Adlin Noel, a student in Upstate’s Respiratory Therapy program, followed up on a two-week medical mission trip to Nicaragua in 2013 with a 10-day trip to Ghana this year. Here are excerpts of his report on his trip with the Americans Serving Abroad Projects (ASAP) led by Lauri Rupracht, RN, of Upstate University Hospital.
By Adlin Noel
Our 12-person team in Ghana included two nurse practitioners, a physician assistant, four registered nurses, an audiologist, a lawyer, a social worker, a dental hygienist and me, a respiratory therapy student.
We were able to provide medical care for about 800 patients by setting up different stations for: vital signs, patient history, general care, breast cancer screening, dental hygiene, hearing, cuts, worm infestation, diabetes, hypertension and cholesterol testing.
During this trip, I was allowed to conduct a study on smoking. At Upstate, I have been fortunate to gain experience working with the research team in the Cardiopulmonary and Critical Care Laboratory in the Department of Surgery headed by Gary Nieman. I have been assisting their research team in the investigation of the benefits of Airway Pressure Release Ventilation (APRV) for critically ill patients.
This experience has given me an excellent introduction to the skills, knowledge and attitudes needed for excellence in research. Beyond this, it has enhanced my interest to conduct research related to smoking and tobacco use.
The prevalence of smoking in Ghana is relatively low, but the country currently has no legislation to prevent smoking in public areas. Targeting this area may be an important preventive health measure to help the citizens avoid secondhand smoke exposure by restricting areas where smoking is allowed.
The study’s primary objective was to investigate how well-educated rural Ghanaians are about the detrimental effects of smoking. Prevalence of tobacco smoking and understanding of secondhand smoke was investigated as a secondary objective.
A questionnaire adapted and modified from the Global Tobacco Surveillance System was used with 240 subjects, 18 and older, living in four villages. Results have shown a significant lack of education and knowledge regarding the detrimental effects of smoking, highlighting the need for effective teaching and learning.
This experience has renewed my purpose as a future health professional to respond to the medical needs of those less fortunate.
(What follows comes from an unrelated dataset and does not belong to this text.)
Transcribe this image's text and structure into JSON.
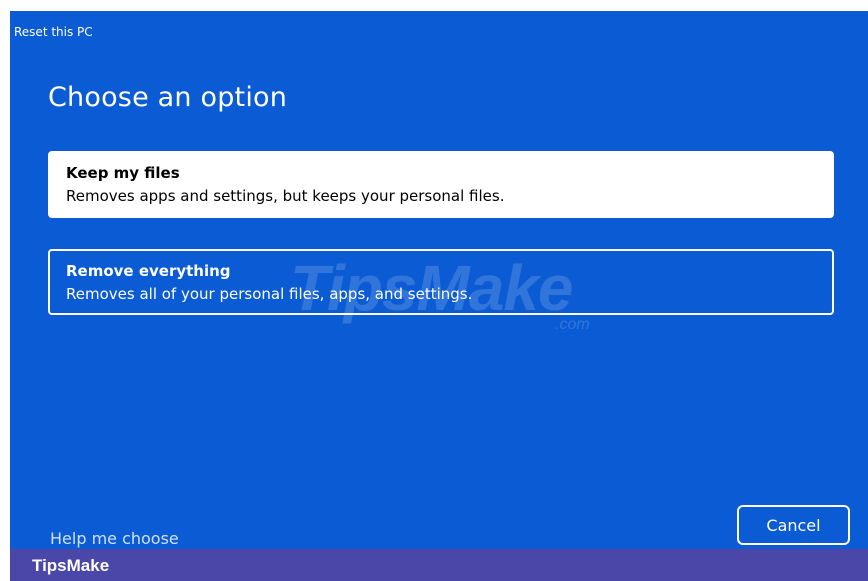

Although I was born in Haiti, I was glad to hear many in Ghana saying, “Welcome home, brother from another mother!” on my arrival to those villages with the understanding that my roots truly traced back to Africa.
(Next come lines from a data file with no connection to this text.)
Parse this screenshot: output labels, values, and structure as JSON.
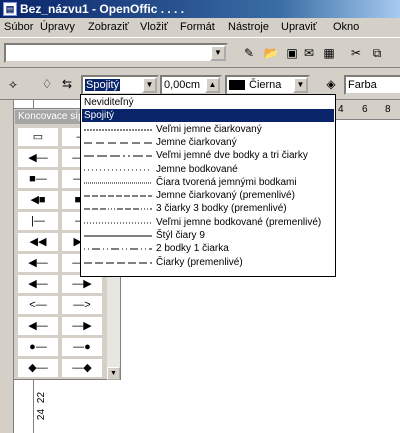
{
  "window": {
    "title": "Bez_názvu1 - OpenOffic . . . ."
  },
  "menu": [
    {
      "label": "Súbor"
    },
    {
      "label": "Úpravy"
    },
    {
      "label": "Zobraziť"
    },
    {
      "label": "Vložiť"
    },
    {
      "label": "Formát"
    },
    {
      "label": "Nástroje"
    },
    {
      "label": "Upraviť"
    },
    {
      "label": "Okno"
    }
  ],
  "toolbar": {
    "line_style_value": "Spojitý",
    "width_value": "0,00cm",
    "color_value": "Čierna",
    "fill_value": "Farba"
  },
  "ruler_h": [
    "4",
    "6",
    "8"
  ],
  "ruler_v": [
    "22",
    "24"
  ],
  "arrow_panel": {
    "title": "Koncovace síp"
  },
  "line_styles": [
    {
      "label": "Neviditeľný",
      "dash": "none"
    },
    {
      "label": "Spojitý",
      "dash": "solid",
      "selected": true
    },
    {
      "label": "Veľmi jemne čiarkovaný",
      "dash": "2,1"
    },
    {
      "label": "Jemne čiarkovaný",
      "dash": "8,4"
    },
    {
      "label": "Veľmi jemné dve bodky a tri čiarky",
      "dash": "10,3,10,3,10,3,2,3,2,3"
    },
    {
      "label": "Jemne bodkované",
      "dash": "1,3"
    },
    {
      "label": "Čiara tvorená jemnými bodkami",
      "dash": "1,1"
    },
    {
      "label": "Jemne čiarkovaný (premenlivé)",
      "dash": "6,2"
    },
    {
      "label": "3 čiarky 3 bodky (premenlivé)",
      "dash": "6,2,6,2,6,2,1,2,1,2,1,2"
    },
    {
      "label": "Veľmi jemne bodkované (premenlivé)",
      "dash": "1,2"
    },
    {
      "label": "Štýl čiary 9",
      "dash": "solid"
    },
    {
      "label": "2 bodky 1 čiarka",
      "dash": "1,3,1,3,8,3"
    },
    {
      "label": "Čiarky (premenlivé)",
      "dash": "8,3"
    }
  ]
}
I seek to continue my work through future research studies and personally assisting people in the poorest of countries so that they, too, may receive basic health care services.